An Arizona man will not get back the $27,030 that Oregon State Police seized from him during a traffic stop near Ashland in late 2019, even though the man was never convicted of a crime.

On Tuesday, U.S. Senior District Judge Anna Brown ordered that the money be forfeited to the government, according to documents filed in U.S. District Court in Medford.

Just after noon Nov. 6, 2019, an OSP trooper with a K-9 stopped a white Nissan Altima sedan with California plates near milepost 12 on northbound Interstate 5 for allegedly failing to signal a lane change from the passing lane to the slow lane, according to an affidavit filed by a U.S. Department of Homeland Security Investigations special agent in the case.

“(The trooper) approached the passenger side of the vehicle and immediately could smell a mild odor of marijuana coming from inside the Altima,” the affidavit states.

The driver denied consent to search the vehicle, but the trooper gained probable cause after K-9 Jaxson alerted on two pieces of luggage in the trunk.

OSP found a “large empty black duffel bag in the trunk that smelled like marijuana” and a silver bag inside a suitcase that contained cash.

OSP arrested him on a felony charge of money laundering; however, the Mail Tribune is not naming the man because court records show that the crime was never prosecuted.

Police claim the man was on his way to Portland to buy marijuana.

Police gave the man a Notice of Abandonment and Assent to Forfeiture of Prohibited or Seized Merchandise, but the Arizona man refused to sign the form.

Court documents state that the man submitted an administrative claim for the money that stated, “I claim all of the $27,030 and it is mine.”

Federal prosecutors attempted to notify the man about the forfeiture process in April of last year, but their notification via certified mail came back return to sender with no forwarding address, according to a document filed late last week by Assistant U.S. Attorney Amy Potter.

In November, the man sent an email to the government asking for his money. The government replied by telling him he needed to file a claim to the money and asked him to confirm an address for service.
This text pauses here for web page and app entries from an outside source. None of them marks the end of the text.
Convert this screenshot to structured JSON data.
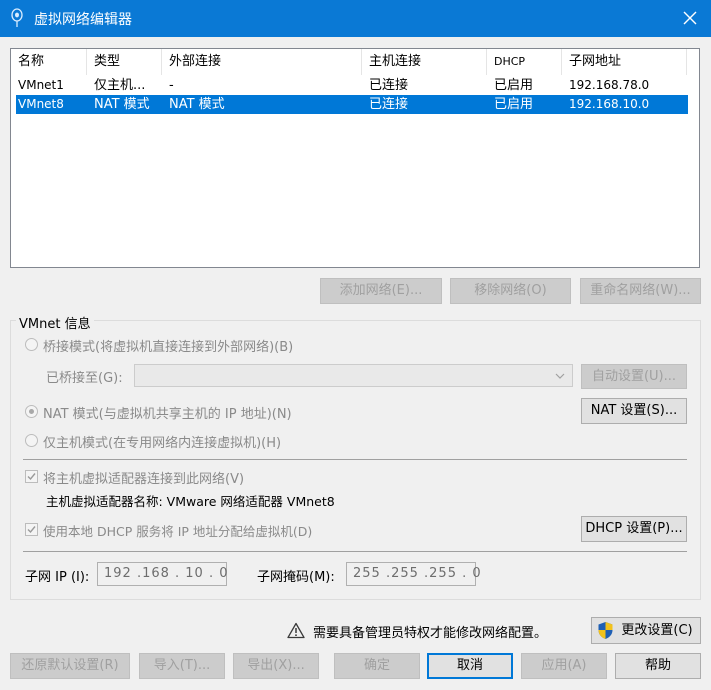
{
  "window": {
    "title": "虚拟网络编辑器"
  },
  "network_list": {
    "columns": [
      "名称",
      "类型",
      "外部连接",
      "主机连接",
      "DHCP",
      "子网地址"
    ],
    "rows": [
      {
        "name": "VMnet1",
        "type": "仅主机...",
        "external": "-",
        "host": "已连接",
        "dhcp": "已启用",
        "subnet": "192.168.78.0",
        "selected": false
      },
      {
        "name": "VMnet8",
        "type": "NAT 模式",
        "external": "NAT 模式",
        "host": "已连接",
        "dhcp": "已启用",
        "subnet": "192.168.10.0",
        "selected": true
      }
    ]
  },
  "list_buttons": {
    "add": "添加网络(E)...",
    "remove": "移除网络(O)",
    "rename": "重命名网络(W)..."
  },
  "vmnet_info": {
    "legend": "VMnet 信息",
    "bridged_label": "桥接模式(将虚拟机直接连接到外部网络)(B)",
    "bridged_to_label": "已桥接至(G):",
    "bridged_to_value": "",
    "auto_settings": "自动设置(U)...",
    "nat_label": "NAT 模式(与虚拟机共享主机的 IP 地址)(N)",
    "nat_settings": "NAT 设置(S)...",
    "hostonly_label": "仅主机模式(在专用网络内连接虚拟机)(H)",
    "connect_adapter_label": "将主机虚拟适配器连接到此网络(V)",
    "adapter_name_label": "主机虚拟适配器名称: VMware 网络适配器 VMnet8",
    "dhcp_label": "使用本地 DHCP 服务将 IP 地址分配给虚拟机(D)",
    "dhcp_settings": "DHCP 设置(P)...",
    "subnet_ip_label": "子网 IP (I):",
    "subnet_ip_value": "192 .168 . 10 .  0",
    "subnet_mask_label": "子网掩码(M):",
    "subnet_mask_value": "255 .255 .255 .  0",
    "selected_mode": "nat",
    "connect_adapter_checked": true,
    "dhcp_checked": true
  },
  "admin_notice": {
    "text": "需要具备管理员特权才能修改网络配置。",
    "change_settings": "更改设置(C)"
  },
  "footer_buttons": {
    "restore_defaults": "还原默认设置(R)",
    "import": "导入(T)...",
    "export": "导出(X)...",
    "ok": "确定",
    "cancel": "取消",
    "apply": "应用(A)",
    "help": "帮助"
  },
  "colors": {
    "titlebar": "#0a79d5",
    "selection": "#0078d7",
    "disabled_text": "#a0a0a0",
    "shield_blue": "#1f5fb4",
    "shield_yellow": "#f2c21b"
  },
  "icons": {
    "app": "network-editor-icon",
    "close": "close-icon",
    "dropdown": "chevron-down-icon",
    "warning": "warning-icon",
    "shield": "uac-shield-icon"
  }
}
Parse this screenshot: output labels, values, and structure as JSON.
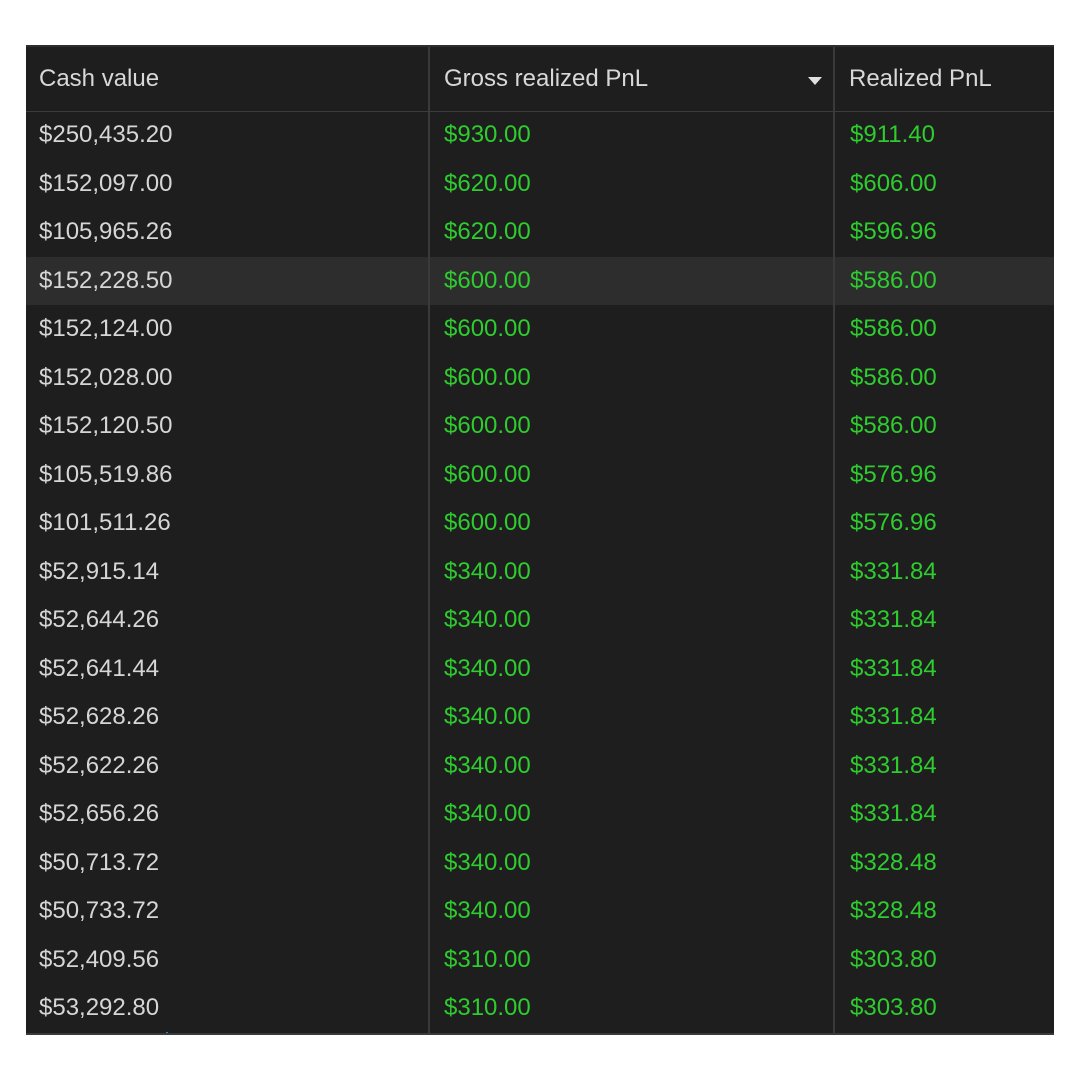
{
  "columns": {
    "cash_value": "Cash value",
    "gross_realized_pnl": "Gross realized PnL",
    "realized_pnl": "Realized PnL",
    "sort_icon": "chevron-down-icon"
  },
  "rows": [
    {
      "cash": "$250,435.20",
      "gross": "$930.00",
      "realized": "$911.40"
    },
    {
      "cash": "$152,097.00",
      "gross": "$620.00",
      "realized": "$606.00"
    },
    {
      "cash": "$105,965.26",
      "gross": "$620.00",
      "realized": "$596.96"
    },
    {
      "cash": "$152,228.50",
      "gross": "$600.00",
      "realized": "$586.00"
    },
    {
      "cash": "$152,124.00",
      "gross": "$600.00",
      "realized": "$586.00"
    },
    {
      "cash": "$152,028.00",
      "gross": "$600.00",
      "realized": "$586.00"
    },
    {
      "cash": "$152,120.50",
      "gross": "$600.00",
      "realized": "$586.00"
    },
    {
      "cash": "$105,519.86",
      "gross": "$600.00",
      "realized": "$576.96"
    },
    {
      "cash": "$101,511.26",
      "gross": "$600.00",
      "realized": "$576.96"
    },
    {
      "cash": "$52,915.14",
      "gross": "$340.00",
      "realized": "$331.84"
    },
    {
      "cash": "$52,644.26",
      "gross": "$340.00",
      "realized": "$331.84"
    },
    {
      "cash": "$52,641.44",
      "gross": "$340.00",
      "realized": "$331.84"
    },
    {
      "cash": "$52,628.26",
      "gross": "$340.00",
      "realized": "$331.84"
    },
    {
      "cash": "$52,622.26",
      "gross": "$340.00",
      "realized": "$331.84"
    },
    {
      "cash": "$52,656.26",
      "gross": "$340.00",
      "realized": "$331.84"
    },
    {
      "cash": "$50,713.72",
      "gross": "$340.00",
      "realized": "$328.48"
    },
    {
      "cash": "$50,733.72",
      "gross": "$340.00",
      "realized": "$328.48"
    },
    {
      "cash": "$52,409.56",
      "gross": "$310.00",
      "realized": "$303.80"
    },
    {
      "cash": "$53,292.80",
      "gross": "$310.00",
      "realized": "$303.80"
    }
  ],
  "highlighted_row_index": 3,
  "colors": {
    "background": "#1e1e1e",
    "header_text": "#d8d8d8",
    "cash_text": "#d6d6d6",
    "positive_pnl": "#2ecc2e",
    "highlight_row": "#2d2d2d",
    "grid_line": "#3a3a3a"
  }
}
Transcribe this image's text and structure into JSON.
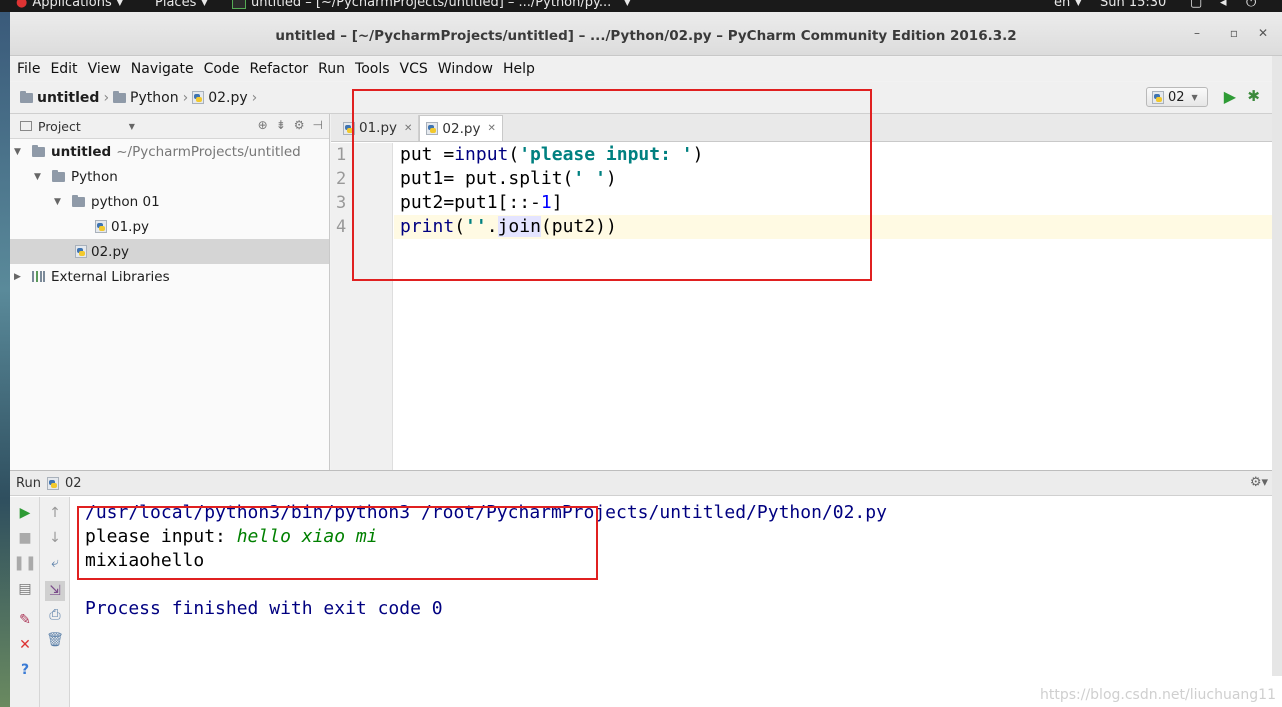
{
  "topbar": {
    "applications": "Applications",
    "places": "Places",
    "task_title": "untitled – [~/PycharmProjects/untitled] – .../Python/py...",
    "lang": "en",
    "clock": "Sun 15:30"
  },
  "window": {
    "title": "untitled – [~/PycharmProjects/untitled] – .../Python/02.py – PyCharm Community Edition 2016.3.2"
  },
  "menu": [
    "File",
    "Edit",
    "View",
    "Navigate",
    "Code",
    "Refactor",
    "Run",
    "Tools",
    "VCS",
    "Window",
    "Help"
  ],
  "breadcrumbs": [
    "untitled",
    "Python",
    "02.py"
  ],
  "run_config": "02",
  "project": {
    "header": "Project",
    "root_name": "untitled",
    "root_path": "~/PycharmProjects/untitled",
    "folder_python": "Python",
    "folder_python01": "python 01",
    "file_01": "01.py",
    "file_02": "02.py",
    "external": "External Libraries"
  },
  "tabs": [
    "01.py",
    "02.py"
  ],
  "editor": {
    "line_numbers": [
      "1",
      "2",
      "3",
      "4"
    ]
  },
  "run": {
    "label": "Run",
    "config": "02",
    "cmd": "/usr/local/python3/bin/python3 /root/PycharmProjects/untitled/Python/02.py",
    "prompt": "please input: ",
    "user_input": "hello xiao mi",
    "output": "mixiaohello",
    "exit": "Process finished with exit code 0"
  },
  "watermark": "https://blog.csdn.net/liuchuang11"
}
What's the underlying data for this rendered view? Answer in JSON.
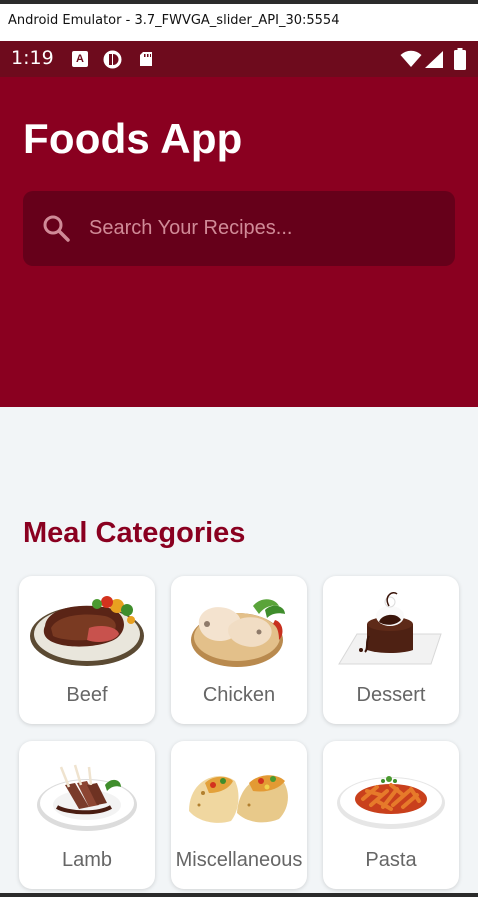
{
  "window": {
    "title": "Android Emulator - 3.7_FWVGA_slider_API_30:5554"
  },
  "status_bar": {
    "time": "1:19",
    "a_icon_letter": "A"
  },
  "header": {
    "title": "Foods App",
    "search_placeholder": "Search Your Recipes..."
  },
  "section": {
    "title": "Meal Categories"
  },
  "categories": [
    {
      "label": "Beef",
      "icon": "beef-image"
    },
    {
      "label": "Chicken",
      "icon": "chicken-image"
    },
    {
      "label": "Dessert",
      "icon": "dessert-image"
    },
    {
      "label": "Lamb",
      "icon": "lamb-image"
    },
    {
      "label": "Miscellaneous",
      "icon": "taco-image"
    },
    {
      "label": "Pasta",
      "icon": "pasta-image"
    }
  ],
  "colors": {
    "primary": "#8a0020",
    "search_bg": "#66001a",
    "status_bar": "#6e0b1d",
    "background": "#f2f5f7"
  }
}
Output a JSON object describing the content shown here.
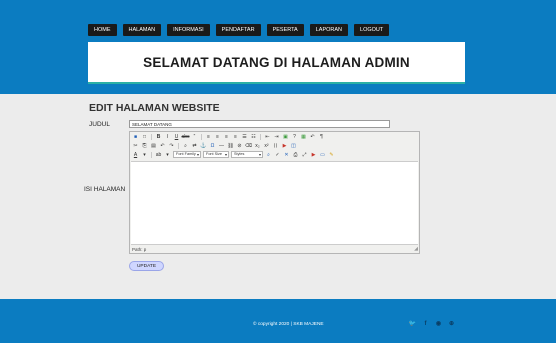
{
  "nav": {
    "items": [
      "HOME",
      "HALAMAN",
      "INFORMASI",
      "PENDAFTAR",
      "PESERTA",
      "LAPORAN",
      "LOGOUT"
    ]
  },
  "banner": {
    "title": "SELAMAT DATANG DI HALAMAN ADMIN"
  },
  "page": {
    "title": "EDIT HALAMAN WEBSITE"
  },
  "form": {
    "judul_label": "JUDUL",
    "judul_value": "SELAMAT DATANG",
    "isi_label": "ISI HALAMAN",
    "font_family": "Font Family",
    "font_size": "Font Size",
    "styles": "Styles",
    "path_label": "Path: p",
    "update_label": "UPDATE"
  },
  "footer": {
    "copyright": "© copyright 2020 | SKB MAJENE"
  },
  "colors": {
    "header": "#0b7cc1",
    "footer": "#0b7cc1",
    "banner_accent": "#2bb0a5"
  }
}
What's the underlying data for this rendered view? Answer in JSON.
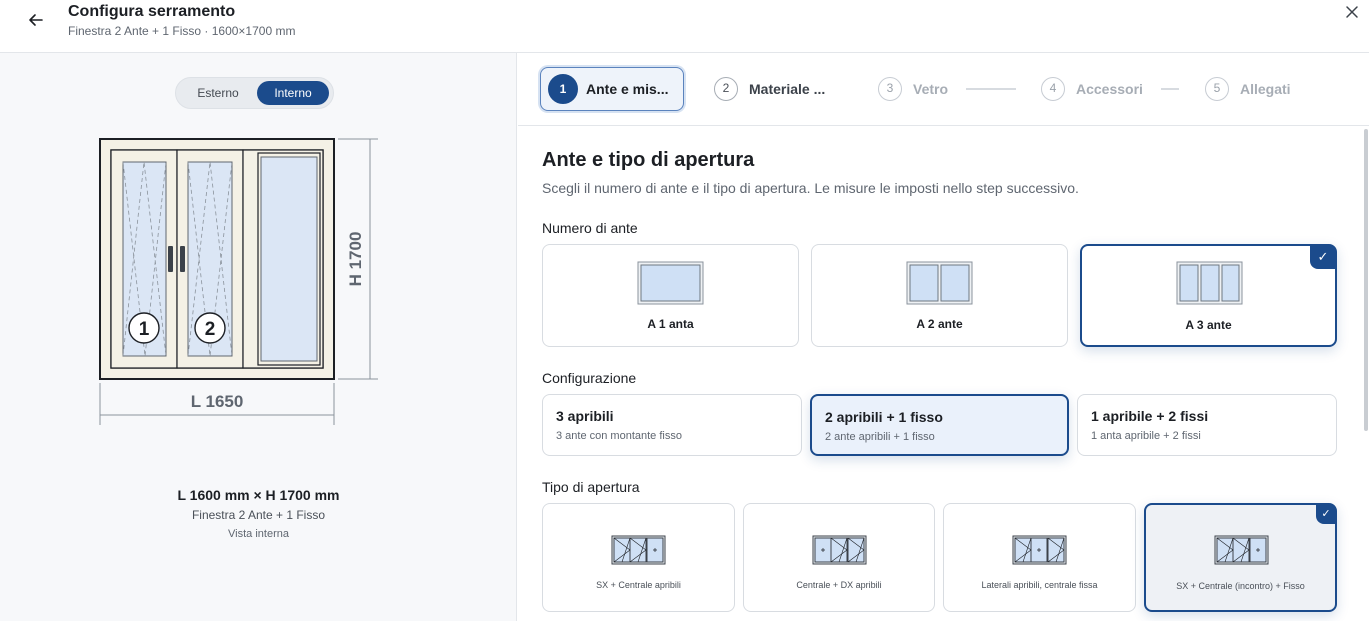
{
  "header": {
    "title": "Configura serramento",
    "subtitle": "Finestra 2 Ante + 1 Fisso · 1600×1700 mm"
  },
  "view_toggle": {
    "options": [
      "Esterno",
      "Interno"
    ],
    "selected": "Interno"
  },
  "drawing": {
    "width_label": "L 1650",
    "height_label": "H 1700",
    "sash_numbers": [
      "1",
      "2"
    ]
  },
  "summary": {
    "dimensions": "L 1600 mm × H 1700 mm",
    "type": "Finestra 2 Ante + 1 Fisso",
    "view": "Vista interna"
  },
  "steps": [
    {
      "num": "1",
      "label": "Ante e mis...",
      "state": "active"
    },
    {
      "num": "2",
      "label": "Materiale ...",
      "state": "upcoming"
    },
    {
      "num": "3",
      "label": "Vetro",
      "state": "disabled"
    },
    {
      "num": "4",
      "label": "Accessori",
      "state": "disabled"
    },
    {
      "num": "5",
      "label": "Allegati",
      "state": "disabled"
    }
  ],
  "main": {
    "title": "Ante e tipo di apertura",
    "description": "Scegli il numero di ante e il tipo di apertura. Le misure le imposti nello step successivo.",
    "numero_ante": {
      "label": "Numero di ante",
      "options": [
        "A 1 anta",
        "A 2 ante",
        "A 3 ante"
      ],
      "selected": "A 3 ante"
    },
    "configurazione": {
      "label": "Configurazione",
      "options": [
        {
          "title": "3 apribili",
          "subtitle": "3 ante con montante fisso"
        },
        {
          "title": "2 apribili + 1 fisso",
          "subtitle": "2 ante apribili + 1 fisso"
        },
        {
          "title": "1 apribile + 2 fissi",
          "subtitle": "1 anta apribile + 2 fissi"
        }
      ],
      "selected": "2 apribili + 1 fisso"
    },
    "tipo_apertura": {
      "label": "Tipo di apertura",
      "options": [
        "SX + Centrale apribili",
        "Centrale + DX apribili",
        "Laterali apribili, centrale fissa",
        "SX + Centrale (incontro) + Fisso"
      ],
      "selected": "SX + Centrale (incontro) + Fisso"
    }
  },
  "icons": {
    "back": "arrow-left-icon",
    "close": "close-icon",
    "check": "check-icon"
  },
  "colors": {
    "accent": "#1b4b8c",
    "glass": "#dbe6f5"
  }
}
“No response was received to that email,” Potter’s document states.

In January, an individual claiming to be the Arizona man’s legal assistant called the government. The government emailed claim paperwork to the email address the legal assistant provided, and explained that they would also need to file a claim in U.S. District Court.

The government never received any further communication, and no claim was ever filed.

Based on the lack of responses, Senior District Judge Brown on Tuesday ordered the $27,030 be transferred to the U.S. Treasury “for disposition in accordance with applicable statutes and regulations,” according to the the court order.

Reach reporter Nick Morgan at 541-776-4471 or nmorgan@rosebudmedia.com. Follow him on Twitter @MTCrimeBeat.